DOE Prepares Bailout for Unprofitable Power Plants
The Federal Energy Regulatory Commission (FERC) has said that the country has ample power to supply market needs. FERC intervened and stopped an attempt by the Department of Energy (DOE) to pick winners and losers in the energy market when it unanimously rejected DOE’s proposal to bailout nuclear and coal.
Now DOE is attempting to meddle in the energy marketplace yet again. DOE has made the unfounded claim that closing both coal and nuclear power plants threatens national security. A 40-page memo from the Trump administration to the National Security Council has laid out a strategy on how to reinforce this claim.
The memo asserts that U.S. military instillations are 99 percent dependent on the commercial power grid, and therefore reliability of the electric system is vitally important to national defense. It argues (without evidence) that the decommissioning of power plants must be overseen by the federal government to ensure the U.S. doesn’t reach a tipping point in the loss of vital and secure energy resources.

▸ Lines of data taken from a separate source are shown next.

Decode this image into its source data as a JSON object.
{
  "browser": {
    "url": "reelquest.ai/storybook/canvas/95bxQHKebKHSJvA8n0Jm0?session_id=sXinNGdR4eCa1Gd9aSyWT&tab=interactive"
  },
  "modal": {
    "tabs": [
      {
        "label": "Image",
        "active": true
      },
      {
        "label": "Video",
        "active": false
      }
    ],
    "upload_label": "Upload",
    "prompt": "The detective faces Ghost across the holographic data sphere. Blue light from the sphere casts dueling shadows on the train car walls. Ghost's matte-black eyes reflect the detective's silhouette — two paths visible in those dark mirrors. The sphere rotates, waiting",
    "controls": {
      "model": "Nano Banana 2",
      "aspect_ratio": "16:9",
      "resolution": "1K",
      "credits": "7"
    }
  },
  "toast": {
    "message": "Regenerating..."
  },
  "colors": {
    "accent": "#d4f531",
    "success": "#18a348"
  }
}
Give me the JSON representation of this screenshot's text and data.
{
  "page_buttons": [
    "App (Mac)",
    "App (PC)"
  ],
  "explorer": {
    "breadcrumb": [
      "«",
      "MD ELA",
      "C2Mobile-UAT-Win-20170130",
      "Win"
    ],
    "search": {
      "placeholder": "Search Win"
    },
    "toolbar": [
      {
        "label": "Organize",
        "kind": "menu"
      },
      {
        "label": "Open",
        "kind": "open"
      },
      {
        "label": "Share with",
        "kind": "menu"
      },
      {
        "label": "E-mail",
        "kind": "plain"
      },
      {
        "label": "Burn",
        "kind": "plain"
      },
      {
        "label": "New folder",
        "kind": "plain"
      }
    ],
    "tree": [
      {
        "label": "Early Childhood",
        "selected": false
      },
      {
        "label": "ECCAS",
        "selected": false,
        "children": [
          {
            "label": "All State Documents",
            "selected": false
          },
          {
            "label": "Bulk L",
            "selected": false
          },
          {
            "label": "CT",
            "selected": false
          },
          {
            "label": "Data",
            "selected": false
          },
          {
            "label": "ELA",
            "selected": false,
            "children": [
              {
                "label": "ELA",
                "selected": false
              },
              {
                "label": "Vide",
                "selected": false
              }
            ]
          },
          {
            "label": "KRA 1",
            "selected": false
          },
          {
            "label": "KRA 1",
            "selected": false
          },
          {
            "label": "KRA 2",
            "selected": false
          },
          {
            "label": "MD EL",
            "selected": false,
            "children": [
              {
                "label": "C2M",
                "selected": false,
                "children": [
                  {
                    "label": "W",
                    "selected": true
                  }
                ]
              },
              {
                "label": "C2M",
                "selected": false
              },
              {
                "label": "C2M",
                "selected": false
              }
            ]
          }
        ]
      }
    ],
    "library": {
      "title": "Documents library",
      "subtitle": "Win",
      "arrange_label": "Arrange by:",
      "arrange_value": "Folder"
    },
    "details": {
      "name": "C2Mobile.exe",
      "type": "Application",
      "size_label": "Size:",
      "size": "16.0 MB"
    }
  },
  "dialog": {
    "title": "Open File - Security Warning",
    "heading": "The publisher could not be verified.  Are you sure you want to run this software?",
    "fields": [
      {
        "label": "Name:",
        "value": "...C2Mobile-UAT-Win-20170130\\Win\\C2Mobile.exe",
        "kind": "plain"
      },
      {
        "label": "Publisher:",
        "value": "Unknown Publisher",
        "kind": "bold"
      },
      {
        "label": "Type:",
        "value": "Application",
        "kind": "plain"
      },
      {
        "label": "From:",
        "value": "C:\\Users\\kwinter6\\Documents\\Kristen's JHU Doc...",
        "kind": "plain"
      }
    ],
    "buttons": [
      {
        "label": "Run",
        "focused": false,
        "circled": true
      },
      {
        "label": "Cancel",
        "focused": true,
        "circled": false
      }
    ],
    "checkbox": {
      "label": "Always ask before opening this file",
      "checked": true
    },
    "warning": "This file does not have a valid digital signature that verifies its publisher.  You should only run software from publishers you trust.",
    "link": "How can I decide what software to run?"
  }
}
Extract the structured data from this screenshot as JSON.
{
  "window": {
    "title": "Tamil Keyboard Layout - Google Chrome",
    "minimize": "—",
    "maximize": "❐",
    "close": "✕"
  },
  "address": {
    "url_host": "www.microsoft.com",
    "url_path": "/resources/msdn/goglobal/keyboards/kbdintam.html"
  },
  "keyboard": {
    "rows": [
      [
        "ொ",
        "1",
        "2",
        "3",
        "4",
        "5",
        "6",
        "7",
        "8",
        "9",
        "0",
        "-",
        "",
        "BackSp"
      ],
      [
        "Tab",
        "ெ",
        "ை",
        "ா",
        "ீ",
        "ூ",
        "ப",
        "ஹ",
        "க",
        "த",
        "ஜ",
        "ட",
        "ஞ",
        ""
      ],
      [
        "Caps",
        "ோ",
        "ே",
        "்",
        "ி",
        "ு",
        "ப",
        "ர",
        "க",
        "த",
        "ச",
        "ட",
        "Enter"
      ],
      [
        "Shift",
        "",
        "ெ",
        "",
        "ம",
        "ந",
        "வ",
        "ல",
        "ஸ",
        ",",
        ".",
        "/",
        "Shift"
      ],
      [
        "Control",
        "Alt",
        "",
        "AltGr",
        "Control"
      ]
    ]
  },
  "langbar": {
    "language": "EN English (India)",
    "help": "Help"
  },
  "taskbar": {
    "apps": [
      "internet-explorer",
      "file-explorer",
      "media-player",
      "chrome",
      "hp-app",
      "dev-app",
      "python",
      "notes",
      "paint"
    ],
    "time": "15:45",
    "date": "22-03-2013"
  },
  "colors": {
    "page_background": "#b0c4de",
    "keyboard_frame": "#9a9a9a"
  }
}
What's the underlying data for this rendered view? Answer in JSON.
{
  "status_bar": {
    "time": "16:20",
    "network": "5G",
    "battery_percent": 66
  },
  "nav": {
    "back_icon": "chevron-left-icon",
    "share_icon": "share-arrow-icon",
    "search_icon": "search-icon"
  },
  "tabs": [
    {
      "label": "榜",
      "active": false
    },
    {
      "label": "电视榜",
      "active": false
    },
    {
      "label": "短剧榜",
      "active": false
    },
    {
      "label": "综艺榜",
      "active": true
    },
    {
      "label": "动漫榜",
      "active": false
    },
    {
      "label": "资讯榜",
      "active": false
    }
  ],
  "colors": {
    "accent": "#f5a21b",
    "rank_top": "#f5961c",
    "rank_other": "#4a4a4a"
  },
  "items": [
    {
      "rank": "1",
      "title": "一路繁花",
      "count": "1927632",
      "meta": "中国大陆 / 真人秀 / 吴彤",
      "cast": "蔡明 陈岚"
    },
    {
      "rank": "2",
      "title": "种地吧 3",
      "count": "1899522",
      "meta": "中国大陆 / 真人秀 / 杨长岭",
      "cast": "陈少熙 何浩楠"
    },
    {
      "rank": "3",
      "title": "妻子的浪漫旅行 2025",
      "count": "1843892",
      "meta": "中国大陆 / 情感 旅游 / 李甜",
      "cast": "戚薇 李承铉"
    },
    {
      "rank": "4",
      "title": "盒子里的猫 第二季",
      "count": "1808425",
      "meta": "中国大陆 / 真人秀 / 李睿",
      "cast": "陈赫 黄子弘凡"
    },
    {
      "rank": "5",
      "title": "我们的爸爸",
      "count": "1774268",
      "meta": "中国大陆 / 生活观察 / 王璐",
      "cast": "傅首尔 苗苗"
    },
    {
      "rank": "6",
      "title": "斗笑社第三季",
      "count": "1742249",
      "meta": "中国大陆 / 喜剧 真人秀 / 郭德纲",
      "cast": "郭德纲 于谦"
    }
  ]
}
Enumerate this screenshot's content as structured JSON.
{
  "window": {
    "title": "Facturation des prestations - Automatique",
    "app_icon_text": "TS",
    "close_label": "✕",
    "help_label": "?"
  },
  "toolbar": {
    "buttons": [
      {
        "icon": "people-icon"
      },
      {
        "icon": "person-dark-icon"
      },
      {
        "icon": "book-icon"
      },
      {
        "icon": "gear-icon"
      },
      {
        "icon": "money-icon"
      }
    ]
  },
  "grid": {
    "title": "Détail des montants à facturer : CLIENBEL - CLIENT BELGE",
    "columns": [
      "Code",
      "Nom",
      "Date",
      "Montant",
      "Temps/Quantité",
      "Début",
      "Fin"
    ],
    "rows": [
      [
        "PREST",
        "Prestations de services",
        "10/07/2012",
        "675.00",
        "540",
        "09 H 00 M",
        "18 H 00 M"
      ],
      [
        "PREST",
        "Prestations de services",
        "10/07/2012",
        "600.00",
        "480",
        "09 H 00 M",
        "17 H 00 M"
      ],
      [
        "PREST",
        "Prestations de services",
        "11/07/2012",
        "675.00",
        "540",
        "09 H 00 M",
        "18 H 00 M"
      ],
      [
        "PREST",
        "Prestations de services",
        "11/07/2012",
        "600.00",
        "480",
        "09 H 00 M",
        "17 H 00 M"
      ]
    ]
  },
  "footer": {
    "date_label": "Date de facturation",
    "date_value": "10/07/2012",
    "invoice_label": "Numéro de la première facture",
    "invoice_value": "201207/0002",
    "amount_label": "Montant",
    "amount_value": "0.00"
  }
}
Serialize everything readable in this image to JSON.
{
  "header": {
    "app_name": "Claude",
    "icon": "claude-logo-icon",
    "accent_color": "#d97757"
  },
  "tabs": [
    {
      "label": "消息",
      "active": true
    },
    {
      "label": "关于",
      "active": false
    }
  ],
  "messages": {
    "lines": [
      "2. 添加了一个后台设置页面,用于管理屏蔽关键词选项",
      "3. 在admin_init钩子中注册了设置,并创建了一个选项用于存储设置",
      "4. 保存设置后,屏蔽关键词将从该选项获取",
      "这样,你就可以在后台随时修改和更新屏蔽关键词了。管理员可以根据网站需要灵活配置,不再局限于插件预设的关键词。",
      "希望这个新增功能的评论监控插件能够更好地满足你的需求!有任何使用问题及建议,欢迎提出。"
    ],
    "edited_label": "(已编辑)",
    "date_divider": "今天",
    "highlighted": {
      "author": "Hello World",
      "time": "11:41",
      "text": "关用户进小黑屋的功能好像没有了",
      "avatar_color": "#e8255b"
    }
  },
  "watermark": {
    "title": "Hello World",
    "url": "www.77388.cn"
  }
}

The memo lays out a plan where DOE would direct the purchase of power from a designated list of facilities over the next two years “to forestall any future action toward retirement, decommissioning or deactivation.”
In a 2015 piece of highway legislation known as the FAST Act, Congress directed the DOE to identify critical energy infrastructure which the agency is currently performing; however, the process is scheduled to take two years. Hence the memo suggests that DOE use the Federal Power Act and the Defense Protection Act from 1950 to require the plants to keep operating.
This is the most recent attempt by the administration to force power companies to keep operating insolvent and unprofitable plants that are losing money due to the rise of cheaper energy sources like natural gas. And despite the administration’s claims, it is completely unnecessary.
“Any federal intervention in the market to order customers to buy electricity from specific power plants would be damaging to the markets and therefore costly to consumers,” said the PJM Interconnection in a statement, which operates the nation’s largest power grid and stretches from the Midwest to the Atlantic Coast. “There is no need for any such drastic action.”